Data records for software interfaces:
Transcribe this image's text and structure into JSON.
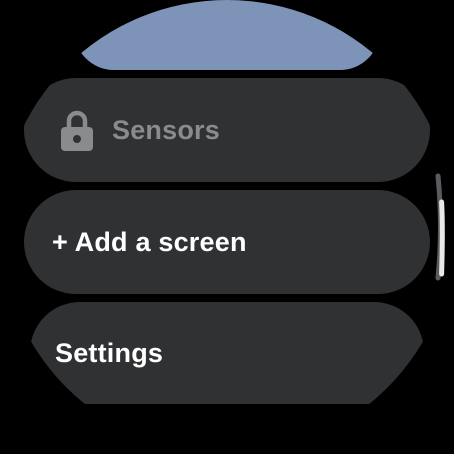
{
  "screens": {
    "items": [
      {
        "label": "Sensors",
        "icon": "lock-icon",
        "locked": true
      },
      {
        "label": "+ Add a screen"
      },
      {
        "label": "Settings"
      }
    ]
  },
  "colors": {
    "background": "#000000",
    "card": "#303133",
    "top_card": "#7d93b8",
    "text": "#ffffff",
    "text_disabled": "#8a8b8d",
    "scroll_track": "#5a5b5e",
    "scroll_thumb": "#e8e8e8"
  },
  "scroll": {
    "position": 0.5
  }
}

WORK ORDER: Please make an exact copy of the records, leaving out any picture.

ANSWER FOR THE TASK:
Transcribe this image's text and structure into JSON.
{
  "screens": {
    "items": [
      {
        "label": "Sensors",
        "icon": "lock-icon",
        "locked": true
      },
      {
        "label": "+ Add a screen"
      },
      {
        "label": "Settings"
      }
    ]
  },
  "colors": {
    "background": "#000000",
    "card": "#303133",
    "top_card": "#7d93b8",
    "text": "#ffffff",
    "text_disabled": "#8a8b8d",
    "scroll_track": "#5a5b5e",
    "scroll_thumb": "#e8e8e8"
  },
  "scroll": {
    "position": 0.5
  }
}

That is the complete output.